■ AVAILABLE RECORDS
# # # # # # #

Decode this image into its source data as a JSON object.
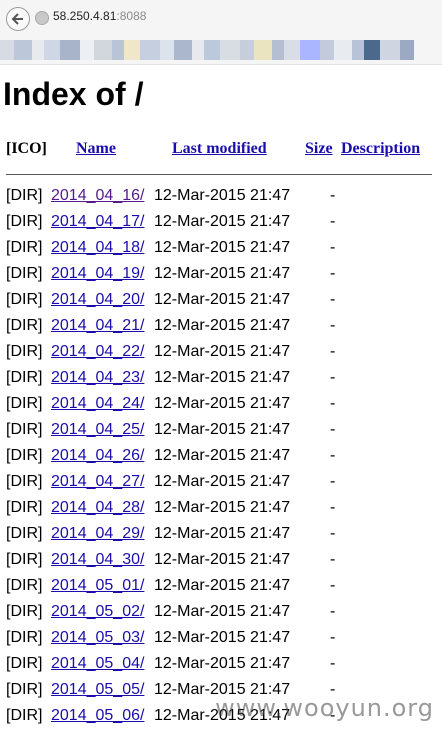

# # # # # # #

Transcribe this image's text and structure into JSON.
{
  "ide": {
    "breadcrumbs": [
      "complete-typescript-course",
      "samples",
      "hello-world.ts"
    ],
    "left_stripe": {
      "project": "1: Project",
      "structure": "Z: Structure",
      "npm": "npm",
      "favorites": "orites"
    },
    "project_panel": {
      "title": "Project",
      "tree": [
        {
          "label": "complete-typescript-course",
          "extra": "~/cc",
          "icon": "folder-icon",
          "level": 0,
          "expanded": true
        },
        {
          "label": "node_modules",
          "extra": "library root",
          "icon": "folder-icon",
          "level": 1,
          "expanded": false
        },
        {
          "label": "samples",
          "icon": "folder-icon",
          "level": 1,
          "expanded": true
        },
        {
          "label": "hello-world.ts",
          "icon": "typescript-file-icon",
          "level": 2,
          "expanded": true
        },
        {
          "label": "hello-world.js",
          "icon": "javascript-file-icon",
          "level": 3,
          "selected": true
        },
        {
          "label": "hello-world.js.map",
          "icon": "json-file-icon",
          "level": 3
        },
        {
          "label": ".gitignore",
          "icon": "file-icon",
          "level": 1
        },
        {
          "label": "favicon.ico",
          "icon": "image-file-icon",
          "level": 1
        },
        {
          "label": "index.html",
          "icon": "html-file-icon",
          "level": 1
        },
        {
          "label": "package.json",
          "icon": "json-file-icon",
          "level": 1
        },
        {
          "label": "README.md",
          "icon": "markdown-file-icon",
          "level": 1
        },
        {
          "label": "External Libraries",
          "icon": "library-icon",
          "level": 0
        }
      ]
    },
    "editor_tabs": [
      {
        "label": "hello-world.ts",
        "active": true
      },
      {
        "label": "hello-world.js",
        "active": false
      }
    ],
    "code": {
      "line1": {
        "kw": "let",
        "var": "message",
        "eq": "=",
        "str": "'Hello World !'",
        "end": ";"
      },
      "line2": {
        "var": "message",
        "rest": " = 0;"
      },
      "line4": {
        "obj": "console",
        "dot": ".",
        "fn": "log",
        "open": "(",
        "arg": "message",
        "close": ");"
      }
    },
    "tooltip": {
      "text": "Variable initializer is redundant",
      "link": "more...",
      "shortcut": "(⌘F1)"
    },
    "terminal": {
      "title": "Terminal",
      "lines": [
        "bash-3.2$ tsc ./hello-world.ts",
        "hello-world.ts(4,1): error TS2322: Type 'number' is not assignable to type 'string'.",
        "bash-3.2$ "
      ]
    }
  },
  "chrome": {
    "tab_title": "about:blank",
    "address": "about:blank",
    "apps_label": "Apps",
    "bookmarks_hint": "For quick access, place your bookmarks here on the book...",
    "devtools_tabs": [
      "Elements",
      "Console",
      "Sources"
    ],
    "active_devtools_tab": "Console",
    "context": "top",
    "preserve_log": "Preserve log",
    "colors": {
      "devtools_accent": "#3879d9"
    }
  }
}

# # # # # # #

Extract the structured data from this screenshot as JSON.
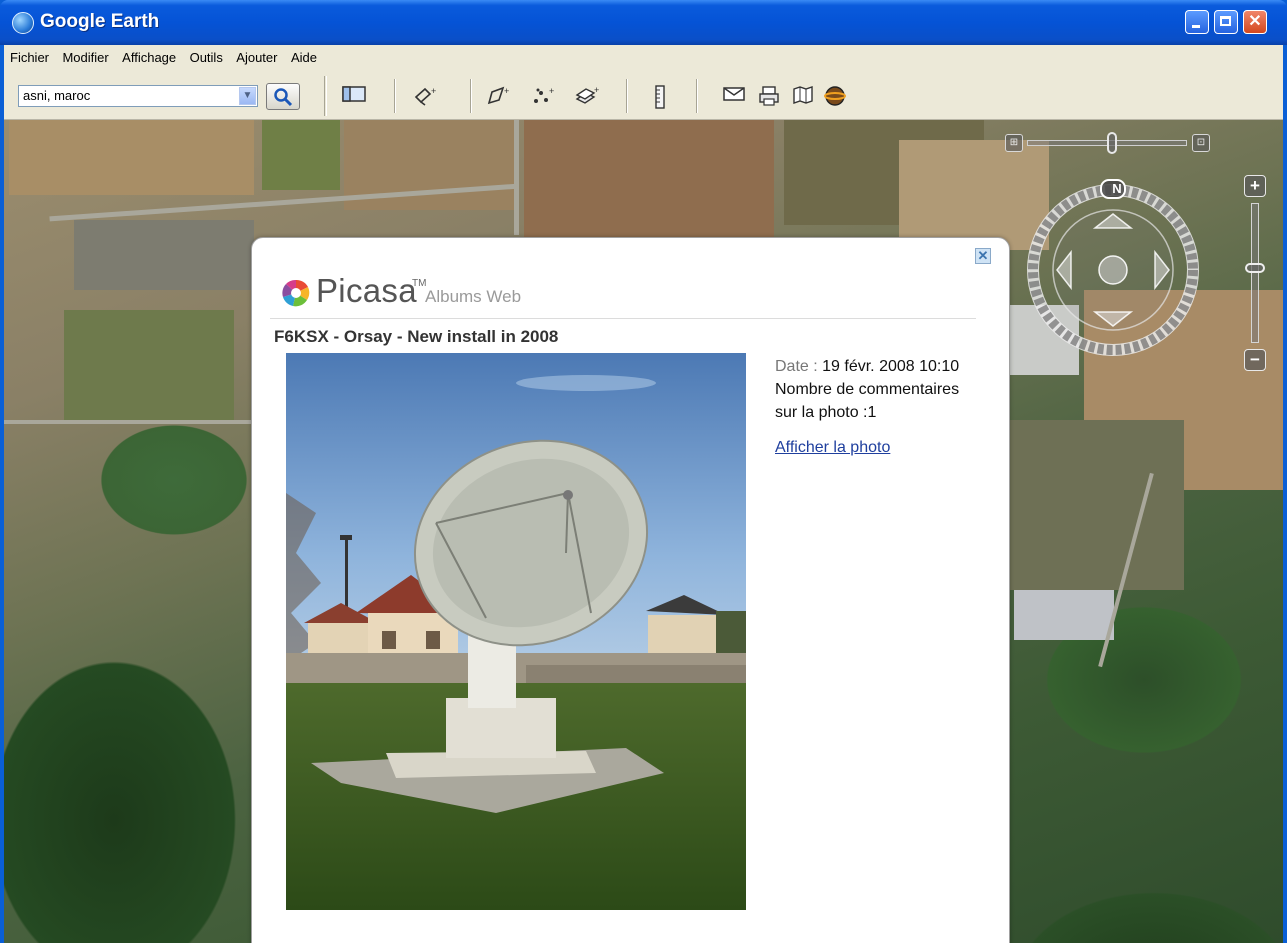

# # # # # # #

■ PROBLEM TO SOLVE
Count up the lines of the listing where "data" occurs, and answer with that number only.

■ WORKED SOLUTION
2